“There are many of us who earn too much to qualify for government help but not enough to be able to eat at the end of the month,” she said.
Each evening, she drives home to a rural subdivision outside Les Andelys — widely spaced 1970s houses on a hillside reached by a rough road. Her simple modern house is surrounded by a lawn with little landscaping.
The inside is sparsely furnished: a couch, a dining room table with a few papers and a framed photo of San Francisco’s Golden Gate Bridge, which she hopes to visit one day.
She threw a blanket over her shoulders and curled up on the couch, tapping messages to fellow Yellow Vests she used to meet at the traffic circle and to others in neighboring towns, where the encampments were also dismantled.
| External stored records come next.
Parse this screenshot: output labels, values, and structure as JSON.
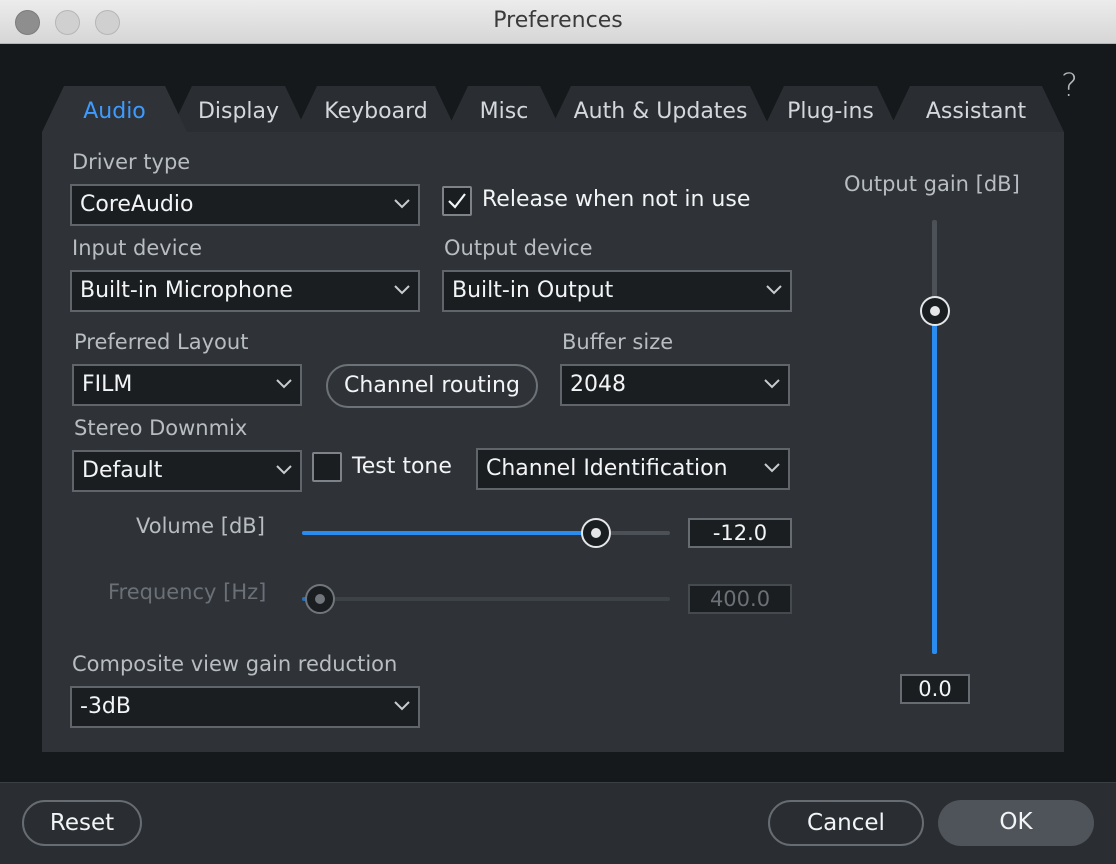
{
  "window": {
    "title": "Preferences"
  },
  "help_label": "?",
  "tabs": [
    {
      "label": "Audio",
      "active": true
    },
    {
      "label": "Display",
      "active": false
    },
    {
      "label": "Keyboard",
      "active": false
    },
    {
      "label": "Misc",
      "active": false
    },
    {
      "label": "Auth & Updates",
      "active": false
    },
    {
      "label": "Plug-ins",
      "active": false
    },
    {
      "label": "Assistant",
      "active": false
    }
  ],
  "audio": {
    "driver_type": {
      "label": "Driver type",
      "value": "CoreAudio"
    },
    "release_when_not_in_use": {
      "label": "Release when not in use",
      "checked": true
    },
    "input_device": {
      "label": "Input device",
      "value": "Built-in Microphone"
    },
    "output_device": {
      "label": "Output device",
      "value": "Built-in Output"
    },
    "preferred_layout": {
      "label": "Preferred Layout",
      "value": "FILM"
    },
    "channel_routing_label": "Channel routing",
    "buffer_size": {
      "label": "Buffer size",
      "value": "2048"
    },
    "stereo_downmix": {
      "label": "Stereo Downmix",
      "value": "Default"
    },
    "test_tone": {
      "label": "Test tone",
      "checked": false
    },
    "test_tone_type": {
      "value": "Channel Identification"
    },
    "volume": {
      "label": "Volume [dB]",
      "value": "-12.0",
      "fraction": 0.8
    },
    "frequency": {
      "label": "Frequency [Hz]",
      "value": "400.0",
      "fraction": 0.05,
      "enabled": false
    },
    "composite_view_gain_reduction": {
      "label": "Composite view gain reduction",
      "value": "-3dB"
    },
    "output_gain": {
      "label": "Output gain [dB]",
      "value": "0.0",
      "fraction": 0.79
    }
  },
  "footer": {
    "reset_label": "Reset",
    "cancel_label": "Cancel",
    "ok_label": "OK"
  },
  "colors": {
    "accent": "#2b8cf0",
    "active_tab_text": "#3d9bff",
    "panel": "#2f3338",
    "background": "#16191b"
  }
}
Until now, the Yellow Vests generally tried to avoid discussing politics with each other, preferring to focus public attention on their shared economic troubles.
But without a political vision, they can be divided more easily by the government. She worries that the Yellow Vests, to be heard at all, will have to move left or right.
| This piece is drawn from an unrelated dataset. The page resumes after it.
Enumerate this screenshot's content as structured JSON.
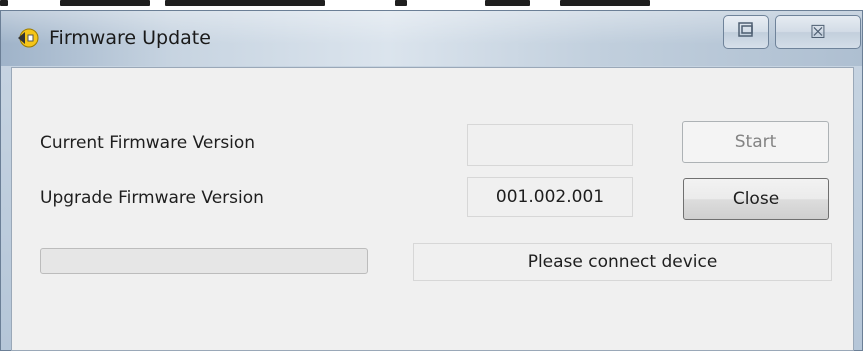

Ms. Laplanche voted for Mr. Macron, but has been disillusioned by his failure to help working people.
Others are hardly political at all. At the cafe was Patricia Blot, a onetime nurse, who had fallen ill and stopped leaving her house, but was roused by the cause of the Yellow Vests.
The last politician she liked, she said, was Charles de Gaulle, but — dead for nearly 50 years — he is little more than a childhood memory.
But also there was Mr. Laziou, an admirer of the far-right, nationalist leader Marine Le Pen.
At the other end of the table, Mr. Huvé, the carpenter, described himself as an environmentalist and supporter of a far-left, anticapitalist party.
Divorced with grown children, he can afford to live only in the house he is renovating — two open-plan rooms with a hodgepodge of tools, an old wardrobe, a simple wooden table, a sink and a spotlight for doing carpentry late at night.
He worried that the Yellow Vest frustration with government would sweep them up, perhaps unwittingly, in far-right politics.
“It’s not that people are extreme right, but they find in it a way of saying, ‘We don’t agree,’” he said — with the government, with the way things are.
“Then they say, ‘Well, we’ve tried everything except the extreme right, so why not?’”
That may be the danger of the government’s approach of dispersing the eclectic clusters of protesters and taking back their public space.
As Ms. Laplanche watched the gendarmes dismantle the camp on the roundabout where the protesters had gathered since mid-November, her reaction was telling about the great distance Mr. Macron needs to close.
“The government has no response to us,” she said. “Now they are taking away our right to demonstrate; they don’t want to hear us.”
Orignially published in NYT.